- They’d be bored to death with each other. A major driver is the pursuit for novel and vivid ways of expressing a concept. You would not have them. You would have heard all the ways of expressing excitement a millionfold, and nothing in language would surprise you any more.
- Their facial muscles would be twitching. A major driver is ease of enunciation; that’s how words get slurred together, syllable structures get simplified, phonemes assimilate to each other. That capability would be frozen.
- They would be constantly asking each other “huh?”. A major and contrary driver is ease of comprehension; expressions that become too indistinct, semantically or phonetically, are remodelled so that they can be understood more readily. The easy pathways for doing so would all be blocked off; any attempt to make themselves understood would be trapped in ponderous circumlocution.
- They would yell at each other a lot. Language is a major vehicle of conveying what in-group you belong to, and what out-group you don’t belong to; people unconsciously, and at times consciously, change their language to mark themselves off from others. Without that subtle vehicle, they would have to resort more often to more overt signals of their group identity. Which would probably manifest themselves more aggressively.
Expanding answer promoted by OP.
This was a good, interesting answer. Thanks.
However, there are a few things I’d like to point out/ask, if you don’t mind.
- It seems your answer focused more on the socio-cultural aspect, especially the consequences, while I also had the language itself in mind. That is, the actual phonological and grammatical side of it.
- The various issues you mention are seemingly based on existing languages, while my question was more hypothetical (I didn’t mean an existing natural language).
- For example, you mention ease of enunciation, which means the language would not yet have arrived at the point where speakers feel they no longer need to make it easier.
- Rather than “What if a language suddenly no longer could evolve?”, my question was more about “How would a hypothetical natural language end up in such a state that all or most parts of specch and phonology had become a closed class?”.
An isolating language is going to be crying out for its function words to be reanalysed as affixes, changing it into an agglutinating language. An agglutinating language is going to be crying out for its affixes to be phonologically assimilated, resulting in a fusional language. A fusional language is going to be crying out for its inflections to become phonologically indistinct, and disambiguating function words to be added, resulting in an isolating language.
In other words, there is a cycle of language change, in this and in many other aspects of language; and so long as the forces which bring about language change exist, a language can’t hop off the cycle. The core conflict of ease of production vs ease of comprehension results in language being in an unstable equilibrium: any perturbation (and there are constant perturbations) leads to local language change. And those opposing factors are not intrinsic to any one language structure; there is no language structure that is guaranteed to be stable.
For example, you say “the language would not yet have arrived at the point where speakers feel they no longer need to make it easier.” It never will.
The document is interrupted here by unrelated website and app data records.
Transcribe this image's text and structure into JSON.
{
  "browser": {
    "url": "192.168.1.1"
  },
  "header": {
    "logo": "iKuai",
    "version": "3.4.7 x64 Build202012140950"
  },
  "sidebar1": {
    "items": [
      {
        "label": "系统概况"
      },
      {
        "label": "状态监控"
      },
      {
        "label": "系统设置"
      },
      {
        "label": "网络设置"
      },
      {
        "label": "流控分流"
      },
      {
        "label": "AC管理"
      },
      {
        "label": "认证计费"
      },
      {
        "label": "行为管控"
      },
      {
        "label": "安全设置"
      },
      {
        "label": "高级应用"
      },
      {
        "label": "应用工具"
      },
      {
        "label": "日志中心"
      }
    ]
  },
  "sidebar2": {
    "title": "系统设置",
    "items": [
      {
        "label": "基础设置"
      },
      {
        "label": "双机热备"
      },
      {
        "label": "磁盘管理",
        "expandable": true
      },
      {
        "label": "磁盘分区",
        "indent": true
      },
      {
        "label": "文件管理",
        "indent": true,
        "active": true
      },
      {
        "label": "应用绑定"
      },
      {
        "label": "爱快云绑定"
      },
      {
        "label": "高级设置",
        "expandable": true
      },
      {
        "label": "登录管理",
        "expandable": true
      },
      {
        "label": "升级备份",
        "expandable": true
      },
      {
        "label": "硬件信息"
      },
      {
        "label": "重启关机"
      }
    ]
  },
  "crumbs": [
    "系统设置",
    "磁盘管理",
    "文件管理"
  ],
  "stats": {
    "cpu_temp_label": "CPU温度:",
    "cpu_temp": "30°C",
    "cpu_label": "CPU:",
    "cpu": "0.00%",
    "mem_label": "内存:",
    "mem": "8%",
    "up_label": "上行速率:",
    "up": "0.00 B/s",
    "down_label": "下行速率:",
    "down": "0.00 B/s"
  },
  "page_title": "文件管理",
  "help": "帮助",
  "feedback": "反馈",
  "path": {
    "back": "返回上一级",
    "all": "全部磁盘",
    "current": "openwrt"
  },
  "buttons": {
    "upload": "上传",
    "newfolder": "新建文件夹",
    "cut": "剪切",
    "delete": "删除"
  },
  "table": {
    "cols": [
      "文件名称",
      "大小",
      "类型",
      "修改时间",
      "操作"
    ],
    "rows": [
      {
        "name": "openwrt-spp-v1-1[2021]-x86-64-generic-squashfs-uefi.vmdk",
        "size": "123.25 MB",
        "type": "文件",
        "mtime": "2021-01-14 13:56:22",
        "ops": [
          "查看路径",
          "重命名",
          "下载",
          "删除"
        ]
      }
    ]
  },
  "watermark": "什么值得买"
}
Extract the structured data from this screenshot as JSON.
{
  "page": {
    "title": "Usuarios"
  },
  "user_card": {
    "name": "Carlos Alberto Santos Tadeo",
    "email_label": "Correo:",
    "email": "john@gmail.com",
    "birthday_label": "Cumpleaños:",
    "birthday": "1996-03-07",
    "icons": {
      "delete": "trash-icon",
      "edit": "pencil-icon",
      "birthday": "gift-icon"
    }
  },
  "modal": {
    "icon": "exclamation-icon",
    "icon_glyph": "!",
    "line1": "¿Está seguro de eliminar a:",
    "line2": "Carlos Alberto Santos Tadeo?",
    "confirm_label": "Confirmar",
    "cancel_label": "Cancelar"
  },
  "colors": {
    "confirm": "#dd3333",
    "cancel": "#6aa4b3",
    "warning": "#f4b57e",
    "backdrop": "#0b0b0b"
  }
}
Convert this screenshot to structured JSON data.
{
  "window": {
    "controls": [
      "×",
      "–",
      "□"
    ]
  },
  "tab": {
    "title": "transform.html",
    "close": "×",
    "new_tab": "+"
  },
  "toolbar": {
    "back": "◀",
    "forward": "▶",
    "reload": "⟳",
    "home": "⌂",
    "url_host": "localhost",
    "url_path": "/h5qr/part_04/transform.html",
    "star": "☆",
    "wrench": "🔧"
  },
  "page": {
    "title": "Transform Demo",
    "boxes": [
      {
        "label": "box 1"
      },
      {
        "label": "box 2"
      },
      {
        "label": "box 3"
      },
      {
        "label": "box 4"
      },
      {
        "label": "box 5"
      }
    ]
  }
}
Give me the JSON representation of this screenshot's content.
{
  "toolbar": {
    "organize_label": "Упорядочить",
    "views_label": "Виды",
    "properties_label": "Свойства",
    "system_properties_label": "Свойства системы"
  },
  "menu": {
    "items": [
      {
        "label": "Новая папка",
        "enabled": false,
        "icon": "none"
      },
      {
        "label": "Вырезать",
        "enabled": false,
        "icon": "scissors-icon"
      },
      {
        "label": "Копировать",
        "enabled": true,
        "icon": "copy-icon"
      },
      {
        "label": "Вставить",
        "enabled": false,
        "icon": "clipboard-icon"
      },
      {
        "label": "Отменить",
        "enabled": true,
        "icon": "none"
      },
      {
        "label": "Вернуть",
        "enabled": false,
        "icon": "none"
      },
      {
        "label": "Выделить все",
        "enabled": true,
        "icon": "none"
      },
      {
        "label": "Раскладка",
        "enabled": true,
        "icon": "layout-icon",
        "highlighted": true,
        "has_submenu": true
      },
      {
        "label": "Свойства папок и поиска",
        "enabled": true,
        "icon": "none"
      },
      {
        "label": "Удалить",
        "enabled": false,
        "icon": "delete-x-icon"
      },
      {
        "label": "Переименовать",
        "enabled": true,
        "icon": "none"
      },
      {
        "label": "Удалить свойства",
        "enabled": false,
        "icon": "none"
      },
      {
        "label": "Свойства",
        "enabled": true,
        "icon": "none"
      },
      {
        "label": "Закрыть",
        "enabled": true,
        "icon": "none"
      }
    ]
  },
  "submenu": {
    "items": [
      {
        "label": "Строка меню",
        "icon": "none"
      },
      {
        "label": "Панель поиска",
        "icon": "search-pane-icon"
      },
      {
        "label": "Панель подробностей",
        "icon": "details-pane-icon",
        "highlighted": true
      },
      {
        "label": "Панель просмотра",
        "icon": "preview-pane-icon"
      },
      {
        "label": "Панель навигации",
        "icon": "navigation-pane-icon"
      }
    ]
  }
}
A language which speakers feel they no longer need to make easier to pronounce is a language consisting of the single word “uhhhhhhhh”. The contradictory pressure to make the language easier to understand is going to kick in way before then.
What would it take for a language to have most of its parts of speech and phonology be a closed class? Have the language be in a world where there are no novel concepts to express. Failing that, have the language have no compounding, and no phrases consisting of multiple words and a single denotation, which could be reanalysed into a single word, and accented accordingly. It just won’t happen with language as we know it.
Answered 2017-08-14 · Upvoted by
, Linguistics PhD candidate at Edinburgh. Has lived in USA, Sweden, Italy, UK.